University President Richard Levin has garnered headlines in recent years for reaching out to China. Now, according to news reports, Yale will own a part of it — or at least part of its state-owned railroad.

The University will reportedly invest $50 million in the China Railway Construction Corp. as part of the company’s $5.4 billion initial public offering, a seemingly bold investment for an institution that shies away from foreign equities more than most other universities.

Yale will be one of nine “cornerstone investors” in the railway, each of which will be guaranteed $50 million in stock in the IPO in return for pledging not to sell that stock for a full year, according to reports by Bloomberg News, the Wall Street Journal and Forbes.

Among those nine investors, which include Singapore’s government-run investment fund and several wealthy Asian businessmen, Yale is the only American entity. Sources cited by Bloomberg described the move as a very rare investment for the University because of its magnitude.

The Investments Office declined to comment on the report Tuesday afternoon.

Yale has strong ties to China: Levin traveled there as recently as January; a delegation of 100 students, faculty and administrators traveled to the country last spring; and Chinese President Hu Jintao spoke at Yale in 2006. Levin has made globalization a top priority of his presidency.

But that international orientation has not necessarily been adopted by the Investments Office. Unlike its counterparts at many American universities, the Yale Investments Office has traditionally shied away from foreign equity investment.

As of June 30, the University invested 14.1 percent of its endowment in foreign equities, well below the national average. In 2007, the average American university allocated 20 percent of its endowment toward international equities, according to a study released in January by the non-profit Commonfund Institute.

Still, Yale’s 2007 Endowment Report noted that in June, the University articulated a target of allocating 3 percent of its portfolio to “opportunistic foreign positions,” particularly in China and India.

Financial experts have long cited Swensen and his staff for discovering investment opportunities off the beaten path; Yale, for one, was a pioneer of what has become known as alternative investments, which include stakes in real estate, venture capital, hedge funds, timber, oil and gas.

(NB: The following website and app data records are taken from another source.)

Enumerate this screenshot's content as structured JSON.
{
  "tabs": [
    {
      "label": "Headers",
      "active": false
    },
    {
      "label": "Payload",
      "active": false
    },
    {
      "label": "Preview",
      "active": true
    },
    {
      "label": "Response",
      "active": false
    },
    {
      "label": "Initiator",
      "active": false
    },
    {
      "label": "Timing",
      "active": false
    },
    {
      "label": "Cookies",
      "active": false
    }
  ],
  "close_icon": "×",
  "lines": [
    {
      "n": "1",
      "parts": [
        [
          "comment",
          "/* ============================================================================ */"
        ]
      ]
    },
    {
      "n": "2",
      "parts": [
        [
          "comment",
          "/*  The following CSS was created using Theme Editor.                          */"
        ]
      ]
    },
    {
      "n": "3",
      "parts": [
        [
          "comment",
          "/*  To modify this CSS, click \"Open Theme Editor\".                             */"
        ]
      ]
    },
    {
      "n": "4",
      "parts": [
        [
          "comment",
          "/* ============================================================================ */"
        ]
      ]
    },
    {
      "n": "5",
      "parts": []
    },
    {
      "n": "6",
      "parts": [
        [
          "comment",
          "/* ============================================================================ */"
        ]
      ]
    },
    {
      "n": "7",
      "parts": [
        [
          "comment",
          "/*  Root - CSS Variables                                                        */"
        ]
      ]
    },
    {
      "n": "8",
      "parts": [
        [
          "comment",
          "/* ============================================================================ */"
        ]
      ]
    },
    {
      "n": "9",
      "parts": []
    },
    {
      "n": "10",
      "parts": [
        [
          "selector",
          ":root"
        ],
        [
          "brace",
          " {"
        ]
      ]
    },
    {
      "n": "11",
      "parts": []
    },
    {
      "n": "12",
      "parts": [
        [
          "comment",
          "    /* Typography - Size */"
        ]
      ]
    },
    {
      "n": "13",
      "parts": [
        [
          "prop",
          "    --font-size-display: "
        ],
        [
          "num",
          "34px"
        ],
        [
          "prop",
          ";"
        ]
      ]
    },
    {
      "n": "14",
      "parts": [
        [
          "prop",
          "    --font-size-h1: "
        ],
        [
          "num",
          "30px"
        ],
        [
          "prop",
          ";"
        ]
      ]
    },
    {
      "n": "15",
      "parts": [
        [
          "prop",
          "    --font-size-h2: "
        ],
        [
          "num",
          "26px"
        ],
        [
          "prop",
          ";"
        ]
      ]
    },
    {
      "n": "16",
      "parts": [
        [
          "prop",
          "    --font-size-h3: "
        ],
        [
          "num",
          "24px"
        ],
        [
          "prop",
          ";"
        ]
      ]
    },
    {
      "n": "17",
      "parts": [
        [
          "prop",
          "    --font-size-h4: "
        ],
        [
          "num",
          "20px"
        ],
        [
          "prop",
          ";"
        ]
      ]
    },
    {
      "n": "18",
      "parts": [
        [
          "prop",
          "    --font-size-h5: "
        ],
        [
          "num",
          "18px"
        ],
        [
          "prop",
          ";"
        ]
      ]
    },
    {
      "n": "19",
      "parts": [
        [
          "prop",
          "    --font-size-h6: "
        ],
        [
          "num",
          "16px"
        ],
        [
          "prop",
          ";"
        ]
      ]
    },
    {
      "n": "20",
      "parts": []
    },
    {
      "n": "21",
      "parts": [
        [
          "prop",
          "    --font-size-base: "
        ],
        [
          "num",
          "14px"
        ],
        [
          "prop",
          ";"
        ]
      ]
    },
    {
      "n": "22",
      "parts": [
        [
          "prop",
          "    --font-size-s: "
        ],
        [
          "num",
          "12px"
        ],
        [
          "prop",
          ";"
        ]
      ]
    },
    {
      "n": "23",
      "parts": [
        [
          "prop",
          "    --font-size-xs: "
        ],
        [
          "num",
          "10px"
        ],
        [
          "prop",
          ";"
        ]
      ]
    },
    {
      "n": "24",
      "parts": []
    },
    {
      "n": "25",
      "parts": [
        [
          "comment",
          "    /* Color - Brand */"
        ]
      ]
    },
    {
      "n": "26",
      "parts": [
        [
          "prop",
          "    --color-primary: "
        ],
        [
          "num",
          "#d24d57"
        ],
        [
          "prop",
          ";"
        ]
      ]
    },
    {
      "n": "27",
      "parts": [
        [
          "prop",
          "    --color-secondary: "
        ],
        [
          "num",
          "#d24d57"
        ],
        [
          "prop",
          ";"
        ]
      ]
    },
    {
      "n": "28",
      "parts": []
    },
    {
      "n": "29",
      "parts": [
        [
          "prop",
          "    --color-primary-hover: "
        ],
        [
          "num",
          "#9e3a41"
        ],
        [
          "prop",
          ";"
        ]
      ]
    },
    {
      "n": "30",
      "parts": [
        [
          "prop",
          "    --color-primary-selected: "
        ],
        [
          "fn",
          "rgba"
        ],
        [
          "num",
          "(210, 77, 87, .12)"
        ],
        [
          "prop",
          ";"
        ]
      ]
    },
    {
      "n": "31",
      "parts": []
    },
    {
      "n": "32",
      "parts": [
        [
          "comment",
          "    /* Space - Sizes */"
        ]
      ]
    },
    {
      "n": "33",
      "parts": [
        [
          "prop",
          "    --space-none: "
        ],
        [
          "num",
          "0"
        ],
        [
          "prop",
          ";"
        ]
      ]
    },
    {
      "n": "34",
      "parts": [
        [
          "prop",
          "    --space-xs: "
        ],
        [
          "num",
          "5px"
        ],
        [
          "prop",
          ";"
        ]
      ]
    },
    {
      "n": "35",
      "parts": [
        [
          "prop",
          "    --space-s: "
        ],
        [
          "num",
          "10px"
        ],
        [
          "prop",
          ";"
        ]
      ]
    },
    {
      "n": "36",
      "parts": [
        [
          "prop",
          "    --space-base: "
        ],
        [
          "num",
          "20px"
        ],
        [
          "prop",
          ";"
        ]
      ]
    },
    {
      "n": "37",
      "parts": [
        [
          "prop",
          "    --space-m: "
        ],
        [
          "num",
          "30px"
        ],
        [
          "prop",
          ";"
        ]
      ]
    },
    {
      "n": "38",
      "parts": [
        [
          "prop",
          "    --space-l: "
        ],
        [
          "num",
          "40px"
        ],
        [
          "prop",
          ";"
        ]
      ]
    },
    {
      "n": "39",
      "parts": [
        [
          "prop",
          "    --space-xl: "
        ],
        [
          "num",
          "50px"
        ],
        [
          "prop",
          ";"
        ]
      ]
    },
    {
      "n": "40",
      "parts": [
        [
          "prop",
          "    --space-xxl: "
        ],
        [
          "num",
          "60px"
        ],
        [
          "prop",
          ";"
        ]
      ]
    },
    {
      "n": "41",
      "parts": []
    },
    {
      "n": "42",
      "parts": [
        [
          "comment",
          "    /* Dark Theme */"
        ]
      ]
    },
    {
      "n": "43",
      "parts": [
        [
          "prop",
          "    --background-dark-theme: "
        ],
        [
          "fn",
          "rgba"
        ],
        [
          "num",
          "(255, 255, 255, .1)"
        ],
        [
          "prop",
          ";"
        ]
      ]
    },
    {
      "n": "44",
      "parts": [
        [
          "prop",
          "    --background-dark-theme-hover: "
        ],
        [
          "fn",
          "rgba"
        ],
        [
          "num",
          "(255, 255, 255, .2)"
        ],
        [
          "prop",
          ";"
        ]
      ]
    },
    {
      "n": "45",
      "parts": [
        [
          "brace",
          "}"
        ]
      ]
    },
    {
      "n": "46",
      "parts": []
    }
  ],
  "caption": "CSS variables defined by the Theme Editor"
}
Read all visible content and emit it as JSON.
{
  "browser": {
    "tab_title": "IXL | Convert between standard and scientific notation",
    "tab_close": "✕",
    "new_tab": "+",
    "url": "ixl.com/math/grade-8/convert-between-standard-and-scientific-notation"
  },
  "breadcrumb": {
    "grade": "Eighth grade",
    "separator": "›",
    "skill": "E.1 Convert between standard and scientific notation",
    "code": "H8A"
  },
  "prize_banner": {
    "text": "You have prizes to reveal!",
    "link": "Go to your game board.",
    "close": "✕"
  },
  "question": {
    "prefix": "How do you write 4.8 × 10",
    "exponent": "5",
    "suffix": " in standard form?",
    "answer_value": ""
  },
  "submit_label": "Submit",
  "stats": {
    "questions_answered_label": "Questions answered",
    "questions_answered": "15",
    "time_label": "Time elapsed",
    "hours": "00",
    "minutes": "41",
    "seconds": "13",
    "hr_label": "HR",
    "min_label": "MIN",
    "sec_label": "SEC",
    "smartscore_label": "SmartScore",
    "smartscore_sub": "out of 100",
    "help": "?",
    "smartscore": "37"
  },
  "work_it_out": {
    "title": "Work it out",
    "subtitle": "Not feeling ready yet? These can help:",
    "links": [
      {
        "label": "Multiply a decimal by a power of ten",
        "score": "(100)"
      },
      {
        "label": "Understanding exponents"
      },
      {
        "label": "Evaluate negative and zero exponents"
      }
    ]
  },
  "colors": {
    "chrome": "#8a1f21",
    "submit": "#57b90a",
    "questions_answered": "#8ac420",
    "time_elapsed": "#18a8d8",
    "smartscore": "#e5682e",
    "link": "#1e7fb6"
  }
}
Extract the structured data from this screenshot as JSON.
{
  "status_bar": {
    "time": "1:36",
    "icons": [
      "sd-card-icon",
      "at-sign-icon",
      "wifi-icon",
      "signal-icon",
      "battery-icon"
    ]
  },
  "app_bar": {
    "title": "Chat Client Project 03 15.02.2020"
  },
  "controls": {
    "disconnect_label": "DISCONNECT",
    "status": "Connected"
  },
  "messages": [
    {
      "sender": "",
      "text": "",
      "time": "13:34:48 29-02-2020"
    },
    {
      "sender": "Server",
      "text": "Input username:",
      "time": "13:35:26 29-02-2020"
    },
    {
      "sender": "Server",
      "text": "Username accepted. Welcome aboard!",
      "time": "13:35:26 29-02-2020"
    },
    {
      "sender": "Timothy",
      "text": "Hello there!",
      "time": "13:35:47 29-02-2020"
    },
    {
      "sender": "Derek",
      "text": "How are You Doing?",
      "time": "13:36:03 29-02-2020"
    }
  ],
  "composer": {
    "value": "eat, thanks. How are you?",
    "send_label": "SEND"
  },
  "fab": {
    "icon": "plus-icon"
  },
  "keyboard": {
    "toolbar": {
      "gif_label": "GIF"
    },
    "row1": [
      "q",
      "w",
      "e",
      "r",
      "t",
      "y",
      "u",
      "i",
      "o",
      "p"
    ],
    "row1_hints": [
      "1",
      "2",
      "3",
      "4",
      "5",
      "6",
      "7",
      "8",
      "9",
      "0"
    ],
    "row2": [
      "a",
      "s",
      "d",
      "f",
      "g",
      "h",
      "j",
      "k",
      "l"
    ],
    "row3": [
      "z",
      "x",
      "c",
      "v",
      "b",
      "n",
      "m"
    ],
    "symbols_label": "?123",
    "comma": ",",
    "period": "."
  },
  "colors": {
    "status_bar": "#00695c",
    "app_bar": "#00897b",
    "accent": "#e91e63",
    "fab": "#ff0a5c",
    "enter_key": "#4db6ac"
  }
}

“You’re talking about an endowment that has always been on the forefront in investments,” said David DeRosa, an adjunct professor of finance at the Yale School of Management and the founder of the New Canaan, Conn., consulting firm DeRosa Research and Trading.

And while the railway investment might seem peculiar, it could be another one of those unusual but lucrative positions, he said.

“I’m not surprised that they would want to be in an IPO on that,” DeRosa said. “The basic idea of participating in something like that is very much in tune with what they’ve been doing all along. They look for rates of return in places that are not traditionally regarded as high-return areas.”

The IPO will be Yale’s second major financial splash in China in less than a year. It also participated in the IPO of a Chinese footwear manufacturer last spring, committing to a substantial stake position at the time of the company’s public offering.

But the railroad IPO is of a much larger scale and was thought to be the largest IPO in the world this year until the credit-card company Visa detailed plans this week for its own public offering. The railway, founded in 1948, was once the railway construction and maintenance arm of the People’s Liberation Army; it is now government-run.

Shares of the railway are expected to start trading in Shanghai on March 10 and on the Hong Kong Stock Exchange on March 13.

Yale’s endowment stands at $22.5 billion, trailing only Harvard’s, at $34.9 billion, among American universities. The Yale endowment soared 28 percent last year, outperforming every other university endowment in the country.